For their sustainable utilization, seeds of three populations of each of Zygophyllum coccineum L. and Peganum harmala were collected and their response to salinity was evaluated through soil analysis, two days interval monitoring of seed germination, quantitative estimation of proteins and protein electrophoresis after treatment with 0, 50, 100, 150, 200, and 250 mM NaCl. Salinity reduced the percentage of germination, delayed the time required for germination, increased the amount of proteins. The germination percentage indicated that Z. coccineum collected from Wadi Hagool tolerates up to 150 mM, while P. harmala tolerated salinity up to 150 mM in Burg El-Arab and Siwa. As the severity of salinity increased, the amount of protein was reduced. The SDS-PAGE revealed specific bands in response to salinity. Populations collected from more saline soils were more tolerant to severe salinity treatment and were considered as valuable resources. Newly synthesized protein bands were observed under different concentration of NaCl at different time intervals. The time required for the synthesis of stress-related proteins has been estimated, offering a starting point for further analysis of the newly synthesized proteins e.g. their amino acid sequence, their corresponding mRNA and even their coding sequence.
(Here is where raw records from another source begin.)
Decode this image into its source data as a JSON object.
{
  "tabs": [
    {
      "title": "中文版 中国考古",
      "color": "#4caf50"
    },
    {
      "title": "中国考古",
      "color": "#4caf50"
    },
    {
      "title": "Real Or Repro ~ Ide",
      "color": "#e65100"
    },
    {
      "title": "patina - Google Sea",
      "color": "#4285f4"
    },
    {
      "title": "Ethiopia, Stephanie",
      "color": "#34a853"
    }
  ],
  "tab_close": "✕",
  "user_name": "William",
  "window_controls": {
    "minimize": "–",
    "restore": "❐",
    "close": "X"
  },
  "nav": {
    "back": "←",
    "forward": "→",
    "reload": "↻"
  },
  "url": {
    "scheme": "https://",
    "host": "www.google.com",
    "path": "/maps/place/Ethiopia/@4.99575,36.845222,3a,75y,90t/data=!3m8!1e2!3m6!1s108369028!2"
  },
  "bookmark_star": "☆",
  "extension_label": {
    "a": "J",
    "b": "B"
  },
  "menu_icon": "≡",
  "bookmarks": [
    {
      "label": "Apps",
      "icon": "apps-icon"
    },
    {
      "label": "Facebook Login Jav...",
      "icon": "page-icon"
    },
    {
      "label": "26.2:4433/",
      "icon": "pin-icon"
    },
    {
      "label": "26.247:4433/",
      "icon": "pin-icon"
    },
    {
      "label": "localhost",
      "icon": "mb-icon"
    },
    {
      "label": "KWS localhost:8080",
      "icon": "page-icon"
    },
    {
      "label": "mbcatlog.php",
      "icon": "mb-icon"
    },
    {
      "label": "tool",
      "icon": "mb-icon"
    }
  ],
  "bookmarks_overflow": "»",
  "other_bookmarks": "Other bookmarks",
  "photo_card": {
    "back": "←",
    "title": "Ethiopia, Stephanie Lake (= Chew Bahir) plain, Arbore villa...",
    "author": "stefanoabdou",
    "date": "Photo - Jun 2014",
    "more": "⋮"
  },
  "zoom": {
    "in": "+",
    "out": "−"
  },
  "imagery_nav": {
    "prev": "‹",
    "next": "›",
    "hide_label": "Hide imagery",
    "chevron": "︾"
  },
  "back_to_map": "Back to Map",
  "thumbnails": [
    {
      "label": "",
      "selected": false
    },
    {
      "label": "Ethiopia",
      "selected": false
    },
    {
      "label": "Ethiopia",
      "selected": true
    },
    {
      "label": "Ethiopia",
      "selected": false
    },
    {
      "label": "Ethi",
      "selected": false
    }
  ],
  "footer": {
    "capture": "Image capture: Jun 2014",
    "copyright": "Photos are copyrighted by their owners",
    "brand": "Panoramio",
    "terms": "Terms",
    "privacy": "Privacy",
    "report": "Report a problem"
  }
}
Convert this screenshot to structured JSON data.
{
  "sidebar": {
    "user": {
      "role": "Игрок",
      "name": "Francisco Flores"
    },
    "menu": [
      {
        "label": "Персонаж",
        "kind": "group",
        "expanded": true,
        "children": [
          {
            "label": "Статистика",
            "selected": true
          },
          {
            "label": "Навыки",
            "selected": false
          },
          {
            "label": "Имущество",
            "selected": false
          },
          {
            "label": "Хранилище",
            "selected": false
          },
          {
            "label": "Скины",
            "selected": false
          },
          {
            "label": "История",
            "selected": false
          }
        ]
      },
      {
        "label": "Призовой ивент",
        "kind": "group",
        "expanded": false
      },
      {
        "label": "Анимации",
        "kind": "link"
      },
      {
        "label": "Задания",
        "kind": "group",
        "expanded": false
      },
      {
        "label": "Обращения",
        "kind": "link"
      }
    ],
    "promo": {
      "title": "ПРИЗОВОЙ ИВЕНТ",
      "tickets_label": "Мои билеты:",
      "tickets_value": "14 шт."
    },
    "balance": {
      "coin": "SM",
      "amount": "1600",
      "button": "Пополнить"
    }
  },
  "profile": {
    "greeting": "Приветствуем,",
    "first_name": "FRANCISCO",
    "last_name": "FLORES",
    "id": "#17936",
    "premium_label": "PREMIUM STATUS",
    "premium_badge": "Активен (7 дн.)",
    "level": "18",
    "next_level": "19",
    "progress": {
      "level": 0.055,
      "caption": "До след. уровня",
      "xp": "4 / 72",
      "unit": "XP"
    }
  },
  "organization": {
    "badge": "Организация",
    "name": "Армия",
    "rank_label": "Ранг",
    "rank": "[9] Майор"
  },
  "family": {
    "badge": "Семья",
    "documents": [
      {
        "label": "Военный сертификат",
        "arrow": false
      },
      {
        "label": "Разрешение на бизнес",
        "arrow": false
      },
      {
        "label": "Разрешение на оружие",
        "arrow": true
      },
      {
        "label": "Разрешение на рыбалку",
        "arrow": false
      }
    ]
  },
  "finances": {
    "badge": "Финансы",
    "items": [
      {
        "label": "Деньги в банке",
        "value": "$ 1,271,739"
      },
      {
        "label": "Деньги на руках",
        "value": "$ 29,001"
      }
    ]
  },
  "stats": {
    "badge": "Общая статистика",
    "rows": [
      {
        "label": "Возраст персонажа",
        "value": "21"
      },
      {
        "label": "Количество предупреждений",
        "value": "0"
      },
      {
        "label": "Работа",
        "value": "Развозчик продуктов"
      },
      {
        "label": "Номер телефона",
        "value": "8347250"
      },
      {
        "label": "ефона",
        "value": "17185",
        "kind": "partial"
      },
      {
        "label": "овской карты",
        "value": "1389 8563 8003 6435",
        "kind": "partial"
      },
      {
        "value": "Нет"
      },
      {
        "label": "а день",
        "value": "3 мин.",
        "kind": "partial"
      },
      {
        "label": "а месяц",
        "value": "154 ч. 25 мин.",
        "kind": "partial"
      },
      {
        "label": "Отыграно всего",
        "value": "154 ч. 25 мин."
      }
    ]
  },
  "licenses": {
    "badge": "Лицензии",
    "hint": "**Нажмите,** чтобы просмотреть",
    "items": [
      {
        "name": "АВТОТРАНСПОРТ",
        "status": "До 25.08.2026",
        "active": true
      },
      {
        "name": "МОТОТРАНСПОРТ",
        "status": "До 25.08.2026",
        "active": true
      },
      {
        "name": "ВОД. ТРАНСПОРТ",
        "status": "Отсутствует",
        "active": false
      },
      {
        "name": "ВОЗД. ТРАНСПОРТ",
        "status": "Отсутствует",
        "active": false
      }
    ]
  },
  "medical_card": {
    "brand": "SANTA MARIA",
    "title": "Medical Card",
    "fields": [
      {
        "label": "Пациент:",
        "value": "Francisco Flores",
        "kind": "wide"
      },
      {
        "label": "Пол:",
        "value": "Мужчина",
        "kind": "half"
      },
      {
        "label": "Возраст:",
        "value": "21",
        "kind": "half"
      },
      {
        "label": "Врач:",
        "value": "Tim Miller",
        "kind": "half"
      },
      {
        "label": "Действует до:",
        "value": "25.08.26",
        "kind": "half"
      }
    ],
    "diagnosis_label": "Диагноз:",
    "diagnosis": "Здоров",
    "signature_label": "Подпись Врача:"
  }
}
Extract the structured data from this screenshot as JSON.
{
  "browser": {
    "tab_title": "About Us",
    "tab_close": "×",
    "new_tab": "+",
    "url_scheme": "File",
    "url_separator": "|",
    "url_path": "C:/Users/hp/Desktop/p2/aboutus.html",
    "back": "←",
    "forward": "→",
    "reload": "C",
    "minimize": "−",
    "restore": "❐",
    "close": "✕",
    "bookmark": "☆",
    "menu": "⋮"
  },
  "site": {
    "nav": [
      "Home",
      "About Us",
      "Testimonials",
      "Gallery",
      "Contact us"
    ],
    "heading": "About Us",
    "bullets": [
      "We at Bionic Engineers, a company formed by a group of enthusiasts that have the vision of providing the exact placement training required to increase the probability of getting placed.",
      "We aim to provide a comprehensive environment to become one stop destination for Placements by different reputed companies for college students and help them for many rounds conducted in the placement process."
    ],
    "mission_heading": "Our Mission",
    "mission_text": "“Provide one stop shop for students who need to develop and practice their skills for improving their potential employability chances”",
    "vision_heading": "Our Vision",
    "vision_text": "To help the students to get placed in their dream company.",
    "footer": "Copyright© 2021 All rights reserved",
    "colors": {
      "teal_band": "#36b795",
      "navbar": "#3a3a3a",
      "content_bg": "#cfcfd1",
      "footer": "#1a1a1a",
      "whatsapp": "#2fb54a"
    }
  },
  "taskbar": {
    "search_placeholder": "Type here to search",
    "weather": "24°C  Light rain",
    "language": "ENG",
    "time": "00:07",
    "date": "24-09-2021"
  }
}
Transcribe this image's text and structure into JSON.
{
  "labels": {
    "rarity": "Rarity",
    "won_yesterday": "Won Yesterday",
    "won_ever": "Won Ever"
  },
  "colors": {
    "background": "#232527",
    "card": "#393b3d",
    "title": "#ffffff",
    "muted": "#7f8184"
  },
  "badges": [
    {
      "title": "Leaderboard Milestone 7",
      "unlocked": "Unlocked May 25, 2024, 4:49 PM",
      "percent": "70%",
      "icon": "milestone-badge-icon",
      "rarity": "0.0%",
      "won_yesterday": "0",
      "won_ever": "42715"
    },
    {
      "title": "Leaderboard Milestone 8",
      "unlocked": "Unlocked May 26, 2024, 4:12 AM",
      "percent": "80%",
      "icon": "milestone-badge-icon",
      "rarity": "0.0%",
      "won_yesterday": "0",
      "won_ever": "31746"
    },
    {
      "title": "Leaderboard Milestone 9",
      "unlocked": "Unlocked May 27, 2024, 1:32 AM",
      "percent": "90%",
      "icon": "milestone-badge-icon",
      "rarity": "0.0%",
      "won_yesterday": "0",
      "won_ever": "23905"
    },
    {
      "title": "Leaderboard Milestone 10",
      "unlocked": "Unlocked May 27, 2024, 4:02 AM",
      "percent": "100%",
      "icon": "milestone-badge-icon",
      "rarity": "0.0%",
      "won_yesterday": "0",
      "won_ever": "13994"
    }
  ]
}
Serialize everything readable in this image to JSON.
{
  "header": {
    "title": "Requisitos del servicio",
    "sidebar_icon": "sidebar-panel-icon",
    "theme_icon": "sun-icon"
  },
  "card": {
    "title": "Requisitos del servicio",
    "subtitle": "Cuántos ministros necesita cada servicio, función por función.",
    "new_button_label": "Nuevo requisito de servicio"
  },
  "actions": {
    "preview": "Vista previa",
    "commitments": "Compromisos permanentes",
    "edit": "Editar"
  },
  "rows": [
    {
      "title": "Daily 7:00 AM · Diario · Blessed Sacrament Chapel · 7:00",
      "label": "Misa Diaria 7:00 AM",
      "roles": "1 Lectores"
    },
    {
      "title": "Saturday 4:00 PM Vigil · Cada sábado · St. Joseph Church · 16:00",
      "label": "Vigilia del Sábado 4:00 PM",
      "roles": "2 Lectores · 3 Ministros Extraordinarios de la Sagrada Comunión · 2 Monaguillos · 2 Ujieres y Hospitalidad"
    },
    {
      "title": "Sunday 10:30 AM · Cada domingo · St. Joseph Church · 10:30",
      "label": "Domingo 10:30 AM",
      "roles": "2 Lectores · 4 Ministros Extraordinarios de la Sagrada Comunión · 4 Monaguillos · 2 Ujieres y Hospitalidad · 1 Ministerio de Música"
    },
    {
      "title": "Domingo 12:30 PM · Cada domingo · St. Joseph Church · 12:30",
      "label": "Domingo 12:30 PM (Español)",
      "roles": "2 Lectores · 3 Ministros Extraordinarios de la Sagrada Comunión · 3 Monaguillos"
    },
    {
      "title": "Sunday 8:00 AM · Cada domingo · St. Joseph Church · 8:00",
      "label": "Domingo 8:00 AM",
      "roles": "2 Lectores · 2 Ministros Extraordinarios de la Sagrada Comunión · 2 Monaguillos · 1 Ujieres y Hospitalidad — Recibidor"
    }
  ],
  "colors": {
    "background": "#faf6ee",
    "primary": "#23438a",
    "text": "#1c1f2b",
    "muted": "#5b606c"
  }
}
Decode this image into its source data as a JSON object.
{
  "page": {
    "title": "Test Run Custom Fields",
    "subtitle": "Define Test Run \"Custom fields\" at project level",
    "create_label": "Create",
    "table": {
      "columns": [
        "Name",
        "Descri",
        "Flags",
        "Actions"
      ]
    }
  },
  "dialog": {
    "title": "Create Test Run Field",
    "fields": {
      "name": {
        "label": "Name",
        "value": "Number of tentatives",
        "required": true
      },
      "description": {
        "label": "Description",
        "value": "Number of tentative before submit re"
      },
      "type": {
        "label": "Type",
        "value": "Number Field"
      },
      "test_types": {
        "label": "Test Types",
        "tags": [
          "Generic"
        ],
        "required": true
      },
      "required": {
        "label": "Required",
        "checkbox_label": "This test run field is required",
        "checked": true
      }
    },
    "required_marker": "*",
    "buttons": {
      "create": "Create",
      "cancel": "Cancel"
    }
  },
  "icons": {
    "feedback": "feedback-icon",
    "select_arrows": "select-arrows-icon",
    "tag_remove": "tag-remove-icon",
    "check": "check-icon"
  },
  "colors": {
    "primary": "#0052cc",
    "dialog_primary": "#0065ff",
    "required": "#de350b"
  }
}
Protein, Zygophyllum coccineum, Peganum harmala, salt stress, germination